The History of Beer
It is known that beer was first brewed by the Mesopotamians and the Sumerians around 10,000 B.C. No one knows today exactly how this occurred, but it could be that a piece of bread or grain became wet and a short time later, it began to ferment and a inebriating pulp resulted. Throughout the middle ages the process of beer making has been refined and improved, but it wasn't until a guy by the name of Louis Pasteur came along that the process became final. He established that yeast is a living microorganism. Now brewers could control the conversion of sugar to alcohol.
Process of Beer Making
all beers have their own taste and have their own special touch of ingredient,
each brewing company uses the same four step process.

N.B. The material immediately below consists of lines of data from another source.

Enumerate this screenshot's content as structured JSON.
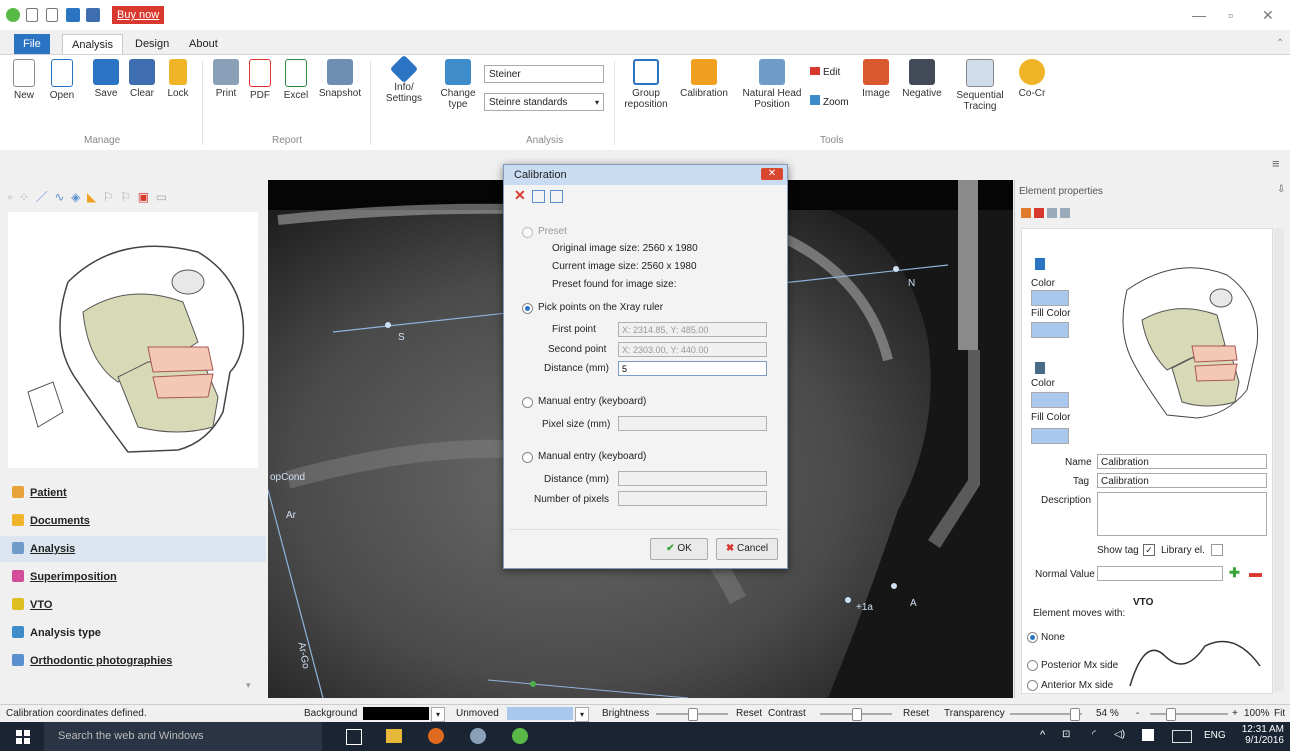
{
  "titlebar": {
    "buy_now": "Buy now"
  },
  "tabs": [
    "File",
    "Analysis",
    "Design",
    "About"
  ],
  "ribbon": {
    "manage": {
      "group": "Manage",
      "buttons": [
        "New",
        "Open",
        "Save",
        "Clear",
        "Lock"
      ]
    },
    "report": {
      "group": "Report",
      "buttons": [
        "Print",
        "PDF",
        "Excel",
        "Snapshot"
      ]
    },
    "analysis": {
      "group": "Analysis",
      "info": "Info/ Settings",
      "change_type": "Change type",
      "analysis_name": "Steiner",
      "standards": "Steinre standards"
    },
    "tools": {
      "group": "Tools",
      "buttons": [
        "Group reposition",
        "Calibration",
        "Natural Head Position",
        "Image",
        "Negative",
        "Sequential Tracing",
        "Co-Cr"
      ],
      "edit": "Edit",
      "zoom": "Zoom"
    }
  },
  "nav": [
    "Patient",
    "Documents",
    "Analysis",
    "Superimposition",
    "VTO",
    "Analysis type",
    "Orthodontic photographies"
  ],
  "landmarks": [
    "N",
    "S",
    "opCond",
    "Ar",
    "Ar-Go",
    "A",
    "+1a"
  ],
  "dialog": {
    "title": "Calibration",
    "preset": "Preset",
    "original_size": "Original image size: 2560 x 1980",
    "current_size": "Current image size: 2560 x 1980",
    "preset_found": "Preset found for image size:",
    "pick_points": "Pick points on the Xray ruler",
    "first_point_label": "First point",
    "first_point_value": "X: 2314.85, Y: 485.00",
    "second_point_label": "Second point",
    "second_point_value": "X: 2303.00, Y: 440.00",
    "distance_label": "Distance (mm)",
    "distance_value": "5",
    "manual1": "Manual entry (keyboard)",
    "pixel_size_label": "Pixel size (mm)",
    "manual2": "Manual entry (keyboard)",
    "distance2_label": "Distance (mm)",
    "num_pixels_label": "Number of pixels",
    "ok": "OK",
    "cancel": "Cancel"
  },
  "props": {
    "header": "Element properties",
    "color1": "Color",
    "fill1": "Fill Color",
    "color2": "Color",
    "fill2": "Fill Color",
    "name_label": "Name",
    "name_value": "Calibration",
    "tag_label": "Tag",
    "tag_value": "Calibration",
    "description_label": "Description",
    "show_tag": "Show tag",
    "library_el": "Library el.",
    "normal_value": "Normal Value",
    "vto": "VTO",
    "moves_with": "Element moves with:",
    "opt_none": "None",
    "opt_posterior": "Posterior Mx side",
    "opt_anterior": "Anterior Mx side"
  },
  "statusbar": {
    "message": "Calibration coordinates defined.",
    "background": "Background",
    "unmoved": "Unmoved",
    "brightness": "Brightness",
    "reset1": "Reset",
    "contrast": "Contrast",
    "reset2": "Reset",
    "transparency": "Transparency",
    "transparency_pct": "54 %",
    "zoom": "100%",
    "fit": "Fit"
  },
  "taskbar": {
    "search": "Search the web and Windows",
    "lang": "ENG",
    "time": "12:31 AM",
    "date": "9/1/2016"
  }
}
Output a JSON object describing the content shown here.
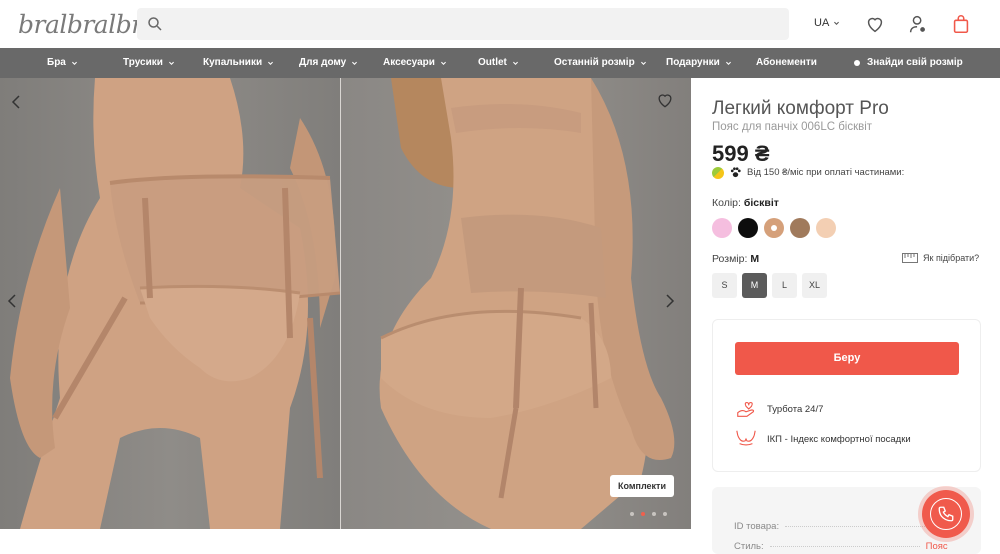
{
  "header": {
    "logo": "bralbralbra",
    "search_placeholder": "",
    "lang": "UA"
  },
  "nav": {
    "items": [
      {
        "label": "Бра",
        "dropdown": true
      },
      {
        "label": "Трусики",
        "dropdown": true
      },
      {
        "label": "Купальники",
        "dropdown": true
      },
      {
        "label": "Для дому",
        "dropdown": true
      },
      {
        "label": "Аксесуари",
        "dropdown": true
      },
      {
        "label": "Outlet",
        "dropdown": true
      },
      {
        "label": "Останній розмір",
        "dropdown": true
      },
      {
        "label": "Подарунки",
        "dropdown": true
      },
      {
        "label": "Абонементи",
        "dropdown": false
      }
    ],
    "find_size": "Знайди свій розмір"
  },
  "gallery": {
    "kit_label": "Комплекти",
    "dots": 4,
    "active_dot": 2
  },
  "product": {
    "title": "Легкий комфорт Pro",
    "subtitle": "Пояс для панчіх 006LC бісквіт",
    "price": "599 ₴",
    "installment": "Від 150 ₴/міс при оплаті частинами:",
    "color_label": "Колір:",
    "color_value": "бісквіт",
    "swatches": [
      {
        "color": "#f5bedf",
        "selected": false
      },
      {
        "color": "#0d0d0d",
        "selected": false
      },
      {
        "color": "#d5a07a",
        "selected": true
      },
      {
        "color": "#a07a5c",
        "selected": false
      },
      {
        "color": "#f3cfb3",
        "selected": false
      }
    ],
    "size_label": "Розмір:",
    "size_value": "M",
    "size_guide": "Як підібрати?",
    "sizes": [
      {
        "label": "S",
        "active": false
      },
      {
        "label": "M",
        "active": true
      },
      {
        "label": "L",
        "active": false
      },
      {
        "label": "XL",
        "active": false
      }
    ]
  },
  "buy": {
    "button": "Беру",
    "features": [
      {
        "icon": "care-hands-icon",
        "label": "Турбота 24/7"
      },
      {
        "icon": "bra-icon",
        "label": "ІКП - Індекс комфортної посадки"
      }
    ]
  },
  "info": {
    "id_label": "ID товара:",
    "style_label": "Стиль:",
    "style_value": "Пояс"
  },
  "colors": {
    "accent": "#f0584a",
    "nav_bg": "#696969"
  }
}
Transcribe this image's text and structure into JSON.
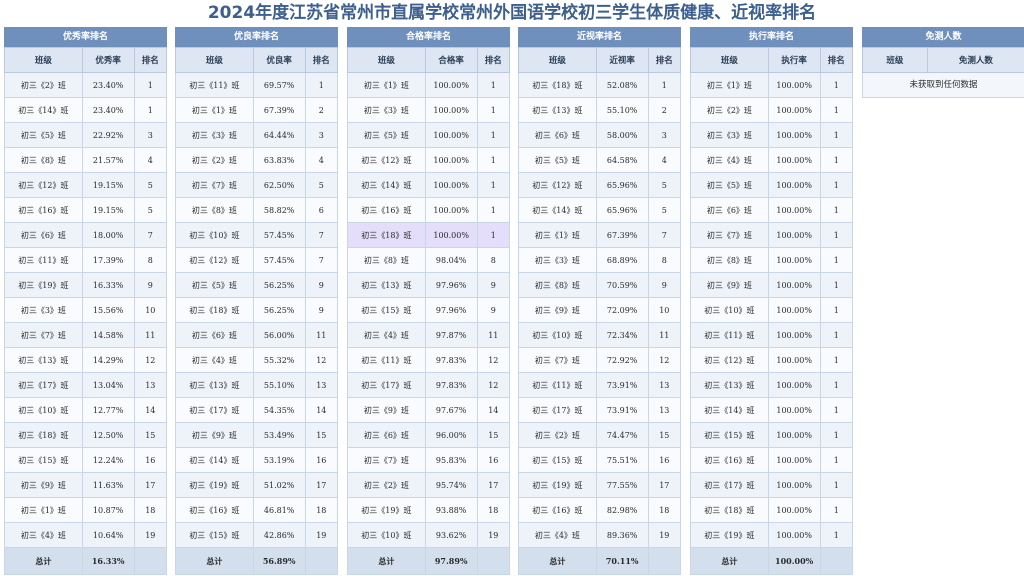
{
  "title": "2024年度江苏省常州市直属学校常州外国语学校初三学生体质健康、近视率排名",
  "panels": [
    {
      "title": "优秀率排名",
      "headers": [
        "班级",
        "优秀率",
        "排名"
      ],
      "rows": [
        [
          "初三《2》班",
          "23.40%",
          "1"
        ],
        [
          "初三《14》班",
          "23.40%",
          "1"
        ],
        [
          "初三《5》班",
          "22.92%",
          "3"
        ],
        [
          "初三《8》班",
          "21.57%",
          "4"
        ],
        [
          "初三《12》班",
          "19.15%",
          "5"
        ],
        [
          "初三《16》班",
          "19.15%",
          "5"
        ],
        [
          "初三《6》班",
          "18.00%",
          "7"
        ],
        [
          "初三《11》班",
          "17.39%",
          "8"
        ],
        [
          "初三《19》班",
          "16.33%",
          "9"
        ],
        [
          "初三《3》班",
          "15.56%",
          "10"
        ],
        [
          "初三《7》班",
          "14.58%",
          "11"
        ],
        [
          "初三《13》班",
          "14.29%",
          "12"
        ],
        [
          "初三《17》班",
          "13.04%",
          "13"
        ],
        [
          "初三《10》班",
          "12.77%",
          "14"
        ],
        [
          "初三《18》班",
          "12.50%",
          "15"
        ],
        [
          "初三《15》班",
          "12.24%",
          "16"
        ],
        [
          "初三《9》班",
          "11.63%",
          "17"
        ],
        [
          "初三《1》班",
          "10.87%",
          "18"
        ],
        [
          "初三《4》班",
          "10.64%",
          "19"
        ]
      ],
      "total": [
        "总计",
        "16.33%",
        ""
      ]
    },
    {
      "title": "优良率排名",
      "headers": [
        "班级",
        "优良率",
        "排名"
      ],
      "rows": [
        [
          "初三《11》班",
          "69.57%",
          "1"
        ],
        [
          "初三《1》班",
          "67.39%",
          "2"
        ],
        [
          "初三《3》班",
          "64.44%",
          "3"
        ],
        [
          "初三《2》班",
          "63.83%",
          "4"
        ],
        [
          "初三《7》班",
          "62.50%",
          "5"
        ],
        [
          "初三《8》班",
          "58.82%",
          "6"
        ],
        [
          "初三《10》班",
          "57.45%",
          "7"
        ],
        [
          "初三《12》班",
          "57.45%",
          "7"
        ],
        [
          "初三《5》班",
          "56.25%",
          "9"
        ],
        [
          "初三《18》班",
          "56.25%",
          "9"
        ],
        [
          "初三《6》班",
          "56.00%",
          "11"
        ],
        [
          "初三《4》班",
          "55.32%",
          "12"
        ],
        [
          "初三《13》班",
          "55.10%",
          "13"
        ],
        [
          "初三《17》班",
          "54.35%",
          "14"
        ],
        [
          "初三《9》班",
          "53.49%",
          "15"
        ],
        [
          "初三《14》班",
          "53.19%",
          "16"
        ],
        [
          "初三《19》班",
          "51.02%",
          "17"
        ],
        [
          "初三《16》班",
          "46.81%",
          "18"
        ],
        [
          "初三《15》班",
          "42.86%",
          "19"
        ]
      ],
      "total": [
        "总计",
        "56.89%",
        ""
      ]
    },
    {
      "title": "合格率排名",
      "headers": [
        "班级",
        "合格率",
        "排名"
      ],
      "rows": [
        [
          "初三《1》班",
          "100.00%",
          "1"
        ],
        [
          "初三《3》班",
          "100.00%",
          "1"
        ],
        [
          "初三《5》班",
          "100.00%",
          "1"
        ],
        [
          "初三《12》班",
          "100.00%",
          "1"
        ],
        [
          "初三《14》班",
          "100.00%",
          "1"
        ],
        [
          "初三《16》班",
          "100.00%",
          "1"
        ],
        [
          "初三《18》班",
          "100.00%",
          "1"
        ],
        [
          "初三《8》班",
          "98.04%",
          "8"
        ],
        [
          "初三《13》班",
          "97.96%",
          "9"
        ],
        [
          "初三《15》班",
          "97.96%",
          "9"
        ],
        [
          "初三《4》班",
          "97.87%",
          "11"
        ],
        [
          "初三《11》班",
          "97.83%",
          "12"
        ],
        [
          "初三《17》班",
          "97.83%",
          "12"
        ],
        [
          "初三《9》班",
          "97.67%",
          "14"
        ],
        [
          "初三《6》班",
          "96.00%",
          "15"
        ],
        [
          "初三《7》班",
          "95.83%",
          "16"
        ],
        [
          "初三《2》班",
          "95.74%",
          "17"
        ],
        [
          "初三《19》班",
          "93.88%",
          "18"
        ],
        [
          "初三《10》班",
          "93.62%",
          "19"
        ]
      ],
      "total": [
        "总计",
        "97.89%",
        ""
      ],
      "highlight_row": 6
    },
    {
      "title": "近视率排名",
      "headers": [
        "班级",
        "近视率",
        "排名"
      ],
      "rows": [
        [
          "初三《18》班",
          "52.08%",
          "1"
        ],
        [
          "初三《13》班",
          "55.10%",
          "2"
        ],
        [
          "初三《6》班",
          "58.00%",
          "3"
        ],
        [
          "初三《5》班",
          "64.58%",
          "4"
        ],
        [
          "初三《12》班",
          "65.96%",
          "5"
        ],
        [
          "初三《14》班",
          "65.96%",
          "5"
        ],
        [
          "初三《1》班",
          "67.39%",
          "7"
        ],
        [
          "初三《3》班",
          "68.89%",
          "8"
        ],
        [
          "初三《8》班",
          "70.59%",
          "9"
        ],
        [
          "初三《9》班",
          "72.09%",
          "10"
        ],
        [
          "初三《10》班",
          "72.34%",
          "11"
        ],
        [
          "初三《7》班",
          "72.92%",
          "12"
        ],
        [
          "初三《11》班",
          "73.91%",
          "13"
        ],
        [
          "初三《17》班",
          "73.91%",
          "13"
        ],
        [
          "初三《2》班",
          "74.47%",
          "15"
        ],
        [
          "初三《15》班",
          "75.51%",
          "16"
        ],
        [
          "初三《19》班",
          "77.55%",
          "17"
        ],
        [
          "初三《16》班",
          "82.98%",
          "18"
        ],
        [
          "初三《4》班",
          "89.36%",
          "19"
        ]
      ],
      "total": [
        "总计",
        "70.11%",
        ""
      ]
    },
    {
      "title": "执行率排名",
      "headers": [
        "班级",
        "执行率",
        "排名"
      ],
      "rows": [
        [
          "初三《1》班",
          "100.00%",
          "1"
        ],
        [
          "初三《2》班",
          "100.00%",
          "1"
        ],
        [
          "初三《3》班",
          "100.00%",
          "1"
        ],
        [
          "初三《4》班",
          "100.00%",
          "1"
        ],
        [
          "初三《5》班",
          "100.00%",
          "1"
        ],
        [
          "初三《6》班",
          "100.00%",
          "1"
        ],
        [
          "初三《7》班",
          "100.00%",
          "1"
        ],
        [
          "初三《8》班",
          "100.00%",
          "1"
        ],
        [
          "初三《9》班",
          "100.00%",
          "1"
        ],
        [
          "初三《10》班",
          "100.00%",
          "1"
        ],
        [
          "初三《11》班",
          "100.00%",
          "1"
        ],
        [
          "初三《12》班",
          "100.00%",
          "1"
        ],
        [
          "初三《13》班",
          "100.00%",
          "1"
        ],
        [
          "初三《14》班",
          "100.00%",
          "1"
        ],
        [
          "初三《15》班",
          "100.00%",
          "1"
        ],
        [
          "初三《16》班",
          "100.00%",
          "1"
        ],
        [
          "初三《17》班",
          "100.00%",
          "1"
        ],
        [
          "初三《18》班",
          "100.00%",
          "1"
        ],
        [
          "初三《19》班",
          "100.00%",
          "1"
        ]
      ],
      "total": [
        "总计",
        "100.00%",
        ""
      ]
    }
  ],
  "exempt": {
    "title": "免测人数",
    "headers": [
      "班级",
      "免测人数"
    ],
    "empty_text": "未获取到任何数据"
  }
}
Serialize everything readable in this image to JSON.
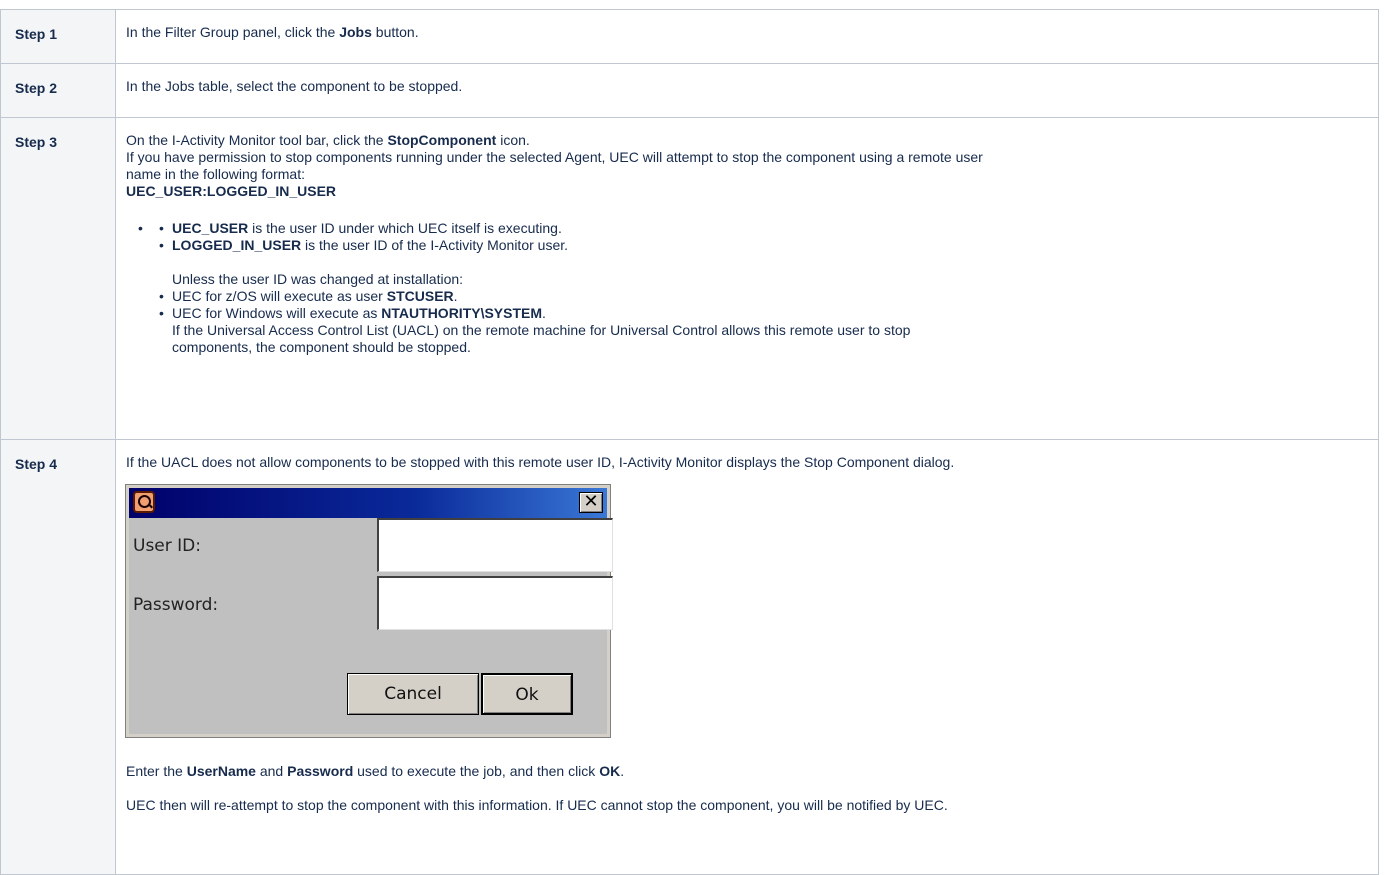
{
  "steps": [
    {
      "label": "Step 1",
      "text_before": "In the Filter Group panel, click the ",
      "bold": "Jobs",
      "text_after": " button."
    },
    {
      "label": "Step 2",
      "text": "In the Jobs table, select the component to be stopped."
    },
    {
      "label": "Step 3",
      "line1_before": "On the I-Activity Monitor tool bar, click the ",
      "line1_bold": "StopComponent",
      "line1_after": " icon.",
      "line2": "If you have permission to stop components running under the selected Agent, UEC will attempt to stop the component using a remote user",
      "line3": "name in the following format:",
      "format": "UEC_USER:LOGGED_IN_USER",
      "bullet1_bold": "UEC_USER",
      "bullet1_text": " is the user ID under which UEC itself is executing.",
      "bullet2_bold": "LOGGED_IN_USER",
      "bullet2_text": " is the user ID of the I-Activity Monitor user.",
      "unless": "Unless the user ID was changed at installation:",
      "bullet3_text": "UEC for z/OS will execute as user ",
      "bullet3_bold": "STCUSER",
      "bullet3_end": ".",
      "bullet4_text": "UEC for Windows will execute as ",
      "bullet4_bold": "NTAUTHORITY\\SYSTEM",
      "bullet4_end": ".",
      "uacl_line1": "If the Universal Access Control List (UACL) on the remote machine for Universal Control allows this remote user to stop",
      "uacl_line2": "components, the component should be stopped."
    },
    {
      "label": "Step 4",
      "intro": "If the UACL does not allow components to be stopped with this remote user ID, I-Activity Monitor displays the Stop Component dialog.",
      "enter_1": "Enter the ",
      "enter_bold1": "UserName",
      "enter_2": " and ",
      "enter_bold2": "Password",
      "enter_3": " used to execute the job, and then click ",
      "enter_bold3": "OK",
      "enter_4": ".",
      "retry": "UEC then will re-attempt to stop the component with this information. If UEC cannot stop the component, you will be notified by UEC."
    }
  ],
  "dialog": {
    "close_glyph": "✕",
    "user_id_label": "User ID:",
    "user_id_value": "",
    "password_label": "Password:",
    "password_value": "",
    "cancel_label": "Cancel",
    "ok_label": "Ok"
  },
  "bullet_glyph": "•"
}
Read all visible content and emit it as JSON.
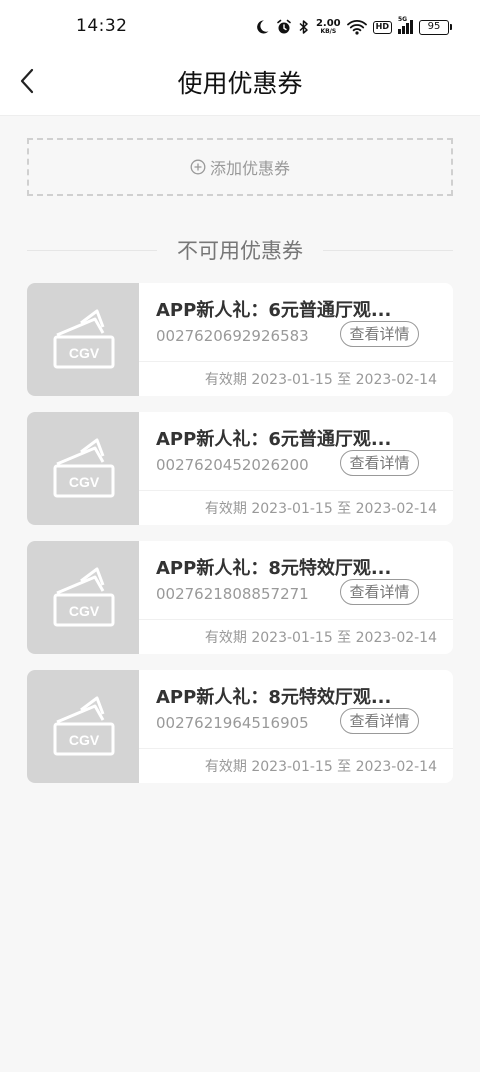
{
  "status_bar": {
    "time": "14:32",
    "speed_value": "2.00",
    "speed_unit": "KB/S",
    "hd_label": "HD",
    "signal_label": "5G",
    "battery": "95",
    "icons": [
      "moon-icon",
      "alarm-icon",
      "bluetooth-icon",
      "wifi-icon",
      "signal-icon",
      "battery-icon"
    ]
  },
  "nav": {
    "title": "使用优惠券",
    "back_icon": "chevron-left-icon"
  },
  "add_coupon": {
    "label": "添加优惠券",
    "icon": "plus-circle-icon"
  },
  "section": {
    "title": "不可用优惠券"
  },
  "coupons": [
    {
      "name": "APP新人礼：6元普通厅观...",
      "code": "0027620692926583",
      "detail_label": "查看详情",
      "validity": "有效期 2023-01-15 至 2023-02-14"
    },
    {
      "name": "APP新人礼：6元普通厅观...",
      "code": "0027620452026200",
      "detail_label": "查看详情",
      "validity": "有效期 2023-01-15 至 2023-02-14"
    },
    {
      "name": "APP新人礼：8元特效厅观...",
      "code": "0027621808857271",
      "detail_label": "查看详情",
      "validity": "有效期 2023-01-15 至 2023-02-14"
    },
    {
      "name": "APP新人礼：8元特效厅观...",
      "code": "0027621964516905",
      "detail_label": "查看详情",
      "validity": "有效期 2023-01-15 至 2023-02-14"
    }
  ]
}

1) Barley is the first and main ingredient to come into play. These seeds are soaked and then begin their development into plants. Enzymes are released that will break down the protein and starches in each grain (or seed) into sugar that will nourish the baby plant. When this process has started, the barley is cooked in Kiln, stopping the growth process while the enzymes are at their peak production. This process is known as malting.
2) The second step is known as the mashing stage. This is the stage when grain is transformed into sugar. To do this, the grains are crushed and then soaked in water. This breaks down the proteins which will eventually give the beer its body. Starches are also broken down into sugars that will nourish the yeast. The "mash" is heated and strained to stop a substance known as wort.
third step is just bringing the wort to a boil, adding the flowers of the female
hop plant. Bitter resins and aromatic hop oils are released when boiling. The
beer then gets cooled and the yeast is added allowing it to soak up all or most
of the sugars in the wort. This process is called fermentation (producing the
last step is separating the beer from the yeast and putting it in a container
for a second fermentation allowing it to get aged and carbonated. Artificial
carbon dioxide is used sometimes instead.